■ Directions:
Would you please write out every record exactly?

■ Data shown:
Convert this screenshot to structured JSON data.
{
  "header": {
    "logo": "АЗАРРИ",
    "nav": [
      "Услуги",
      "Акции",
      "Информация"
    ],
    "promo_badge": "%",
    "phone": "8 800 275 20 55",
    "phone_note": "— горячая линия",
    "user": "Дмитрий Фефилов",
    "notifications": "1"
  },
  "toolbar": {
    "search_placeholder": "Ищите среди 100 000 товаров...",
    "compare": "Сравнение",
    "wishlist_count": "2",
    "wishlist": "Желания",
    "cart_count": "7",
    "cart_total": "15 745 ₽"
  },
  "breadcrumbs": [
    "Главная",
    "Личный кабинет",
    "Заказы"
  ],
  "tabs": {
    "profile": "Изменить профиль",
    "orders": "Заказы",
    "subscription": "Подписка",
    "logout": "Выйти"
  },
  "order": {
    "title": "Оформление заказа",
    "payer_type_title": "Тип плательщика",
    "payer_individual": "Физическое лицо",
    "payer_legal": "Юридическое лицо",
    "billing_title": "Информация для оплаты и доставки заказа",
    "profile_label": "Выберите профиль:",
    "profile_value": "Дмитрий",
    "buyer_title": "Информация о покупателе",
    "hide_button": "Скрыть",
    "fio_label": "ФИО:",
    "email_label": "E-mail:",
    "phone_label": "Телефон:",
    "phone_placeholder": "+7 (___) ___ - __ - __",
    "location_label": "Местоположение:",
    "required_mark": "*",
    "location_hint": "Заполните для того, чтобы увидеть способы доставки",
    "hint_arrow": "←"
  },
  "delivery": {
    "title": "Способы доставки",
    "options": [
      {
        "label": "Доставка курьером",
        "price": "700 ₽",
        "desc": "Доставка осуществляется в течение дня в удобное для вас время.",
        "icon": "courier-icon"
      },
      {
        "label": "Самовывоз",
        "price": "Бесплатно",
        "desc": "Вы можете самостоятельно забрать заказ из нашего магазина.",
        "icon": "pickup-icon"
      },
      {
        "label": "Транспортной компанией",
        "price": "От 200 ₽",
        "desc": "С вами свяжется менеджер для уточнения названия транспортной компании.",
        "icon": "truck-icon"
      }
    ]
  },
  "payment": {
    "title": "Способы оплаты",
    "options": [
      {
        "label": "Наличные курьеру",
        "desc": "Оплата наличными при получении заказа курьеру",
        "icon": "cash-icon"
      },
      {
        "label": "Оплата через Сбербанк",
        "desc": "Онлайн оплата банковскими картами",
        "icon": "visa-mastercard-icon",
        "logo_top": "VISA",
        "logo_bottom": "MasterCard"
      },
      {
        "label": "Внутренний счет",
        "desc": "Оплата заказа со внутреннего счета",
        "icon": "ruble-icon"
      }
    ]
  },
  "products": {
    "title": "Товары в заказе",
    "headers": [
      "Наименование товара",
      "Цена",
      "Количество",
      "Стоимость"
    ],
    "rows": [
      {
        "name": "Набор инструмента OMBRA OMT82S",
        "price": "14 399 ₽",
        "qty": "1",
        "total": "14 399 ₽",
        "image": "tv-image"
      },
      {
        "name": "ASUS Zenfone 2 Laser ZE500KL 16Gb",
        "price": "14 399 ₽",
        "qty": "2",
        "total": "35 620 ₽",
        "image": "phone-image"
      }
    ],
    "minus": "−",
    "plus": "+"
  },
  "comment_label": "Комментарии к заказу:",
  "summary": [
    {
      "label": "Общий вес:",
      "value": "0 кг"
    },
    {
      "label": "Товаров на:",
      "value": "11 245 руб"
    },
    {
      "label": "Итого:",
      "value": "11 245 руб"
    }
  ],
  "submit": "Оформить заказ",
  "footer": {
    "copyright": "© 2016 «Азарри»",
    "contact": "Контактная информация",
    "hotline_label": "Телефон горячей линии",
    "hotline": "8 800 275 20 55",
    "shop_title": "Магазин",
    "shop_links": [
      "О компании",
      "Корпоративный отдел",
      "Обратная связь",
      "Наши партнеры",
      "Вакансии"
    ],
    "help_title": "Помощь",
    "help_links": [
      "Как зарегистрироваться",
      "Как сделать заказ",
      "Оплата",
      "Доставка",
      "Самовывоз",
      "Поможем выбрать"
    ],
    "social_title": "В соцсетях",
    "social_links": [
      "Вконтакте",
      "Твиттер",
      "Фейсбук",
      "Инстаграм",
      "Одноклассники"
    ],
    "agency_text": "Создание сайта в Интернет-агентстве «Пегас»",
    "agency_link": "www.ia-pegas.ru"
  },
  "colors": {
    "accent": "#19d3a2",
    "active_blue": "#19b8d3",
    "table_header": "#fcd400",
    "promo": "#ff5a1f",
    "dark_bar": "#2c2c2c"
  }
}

■ Finished exercise:
Convert this screenshot to structured JSON data.
{
  "header": {
    "logo": "АЗАРРИ",
    "nav": [
      "Услуги",
      "Акции",
      "Информация"
    ],
    "promo_badge": "%",
    "phone": "8 800 275 20 55",
    "phone_note": "— горячая линия",
    "user": "Дмитрий Фефилов",
    "notifications": "1"
  },
  "toolbar": {
    "search_placeholder": "Ищите среди 100 000 товаров...",
    "compare": "Сравнение",
    "wishlist_count": "2",
    "wishlist": "Желания",
    "cart_count": "7",
    "cart_total": "15 745 ₽"
  },
  "breadcrumbs": [
    "Главная",
    "Личный кабинет",
    "Заказы"
  ],
  "tabs": {
    "profile": "Изменить профиль",
    "orders": "Заказы",
    "subscription": "Подписка",
    "logout": "Выйти"
  },
  "order": {
    "title": "Оформление заказа",
    "payer_type_title": "Тип плательщика",
    "payer_individual": "Физическое лицо",
    "payer_legal": "Юридическое лицо",
    "billing_title": "Информация для оплаты и доставки заказа",
    "profile_label": "Выберите профиль:",
    "profile_value": "Дмитрий",
    "buyer_title": "Информация о покупателе",
    "hide_button": "Скрыть",
    "fio_label": "ФИО:",
    "email_label": "E-mail:",
    "phone_label": "Телефон:",
    "phone_placeholder": "+7 (___) ___ - __ - __",
    "location_label": "Местоположение:",
    "required_mark": "*",
    "location_hint": "Заполните для того, чтобы увидеть способы доставки",
    "hint_arrow": "←"
  },
  "delivery": {
    "title": "Способы доставки",
    "options": [
      {
        "label": "Доставка курьером",
        "price": "700 ₽",
        "desc": "Доставка осуществляется в течение дня в удобное для вас время.",
        "icon": "courier-icon"
      },
      {
        "label": "Самовывоз",
        "price": "Бесплатно",
        "desc": "Вы можете самостоятельно забрать заказ из нашего магазина.",
        "icon": "pickup-icon"
      },
      {
        "label": "Транспортной компанией",
        "price": "От 200 ₽",
        "desc": "С вами свяжется менеджер для уточнения названия транспортной компании.",
        "icon": "truck-icon"
      }
    ]
  },
  "payment": {
    "title": "Способы оплаты",
    "options": [
      {
        "label": "Наличные курьеру",
        "desc": "Оплата наличными при получении заказа курьеру",
        "icon": "cash-icon"
      },
      {
        "label": "Оплата через Сбербанк",
        "desc": "Онлайн оплата банковскими картами",
        "icon": "visa-mastercard-icon",
        "logo_top": "VISA",
        "logo_bottom": "MasterCard"
      },
      {
        "label": "Внутренний счет",
        "desc": "Оплата заказа со внутреннего счета",
        "icon": "ruble-icon"
      }
    ]
  },
  "products": {
    "title": "Товары в заказе",
    "headers": [
      "Наименование товара",
      "Цена",
      "Количество",
      "Стоимость"
    ],
    "rows": [
      {
        "name": "Набор инструмента OMBRA OMT82S",
        "price": "14 399 ₽",
        "qty": "1",
        "total": "14 399 ₽",
        "image": "tv-image"
      },
      {
        "name": "ASUS Zenfone 2 Laser ZE500KL 16Gb",
        "price": "14 399 ₽",
        "qty": "2",
        "total": "35 620 ₽",
        "image": "phone-image"
      }
    ],
    "minus": "−",
    "plus": "+"
  },
  "comment_label": "Комментарии к заказу:",
  "summary": [
    {
      "label": "Общий вес:",
      "value": "0 кг"
    },
    {
      "label": "Товаров на:",
      "value": "11 245 руб"
    },
    {
      "label": "Итого:",
      "value": "11 245 руб"
    }
  ],
  "submit": "Оформить заказ",
  "footer": {
    "copyright": "© 2016 «Азарри»",
    "contact": "Контактная информация",
    "hotline_label": "Телефон горячей линии",
    "hotline": "8 800 275 20 55",
    "shop_title": "Магазин",
    "shop_links": [
      "О компании",
      "Корпоративный отдел",
      "Обратная связь",
      "Наши партнеры",
      "Вакансии"
    ],
    "help_title": "Помощь",
    "help_links": [
      "Как зарегистрироваться",
      "Как сделать заказ",
      "Оплата",
      "Доставка",
      "Самовывоз",
      "Поможем выбрать"
    ],
    "social_title": "В соцсетях",
    "social_links": [
      "Вконтакте",
      "Твиттер",
      "Фейсбук",
      "Инстаграм",
      "Одноклассники"
    ],
    "agency_text": "Создание сайта в Интернет-агентстве «Пегас»",
    "agency_link": "www.ia-pegas.ru"
  },
  "colors": {
    "accent": "#19d3a2",
    "active_blue": "#19b8d3",
    "table_header": "#fcd400",
    "promo": "#ff5a1f",
    "dark_bar": "#2c2c2c"
  }
}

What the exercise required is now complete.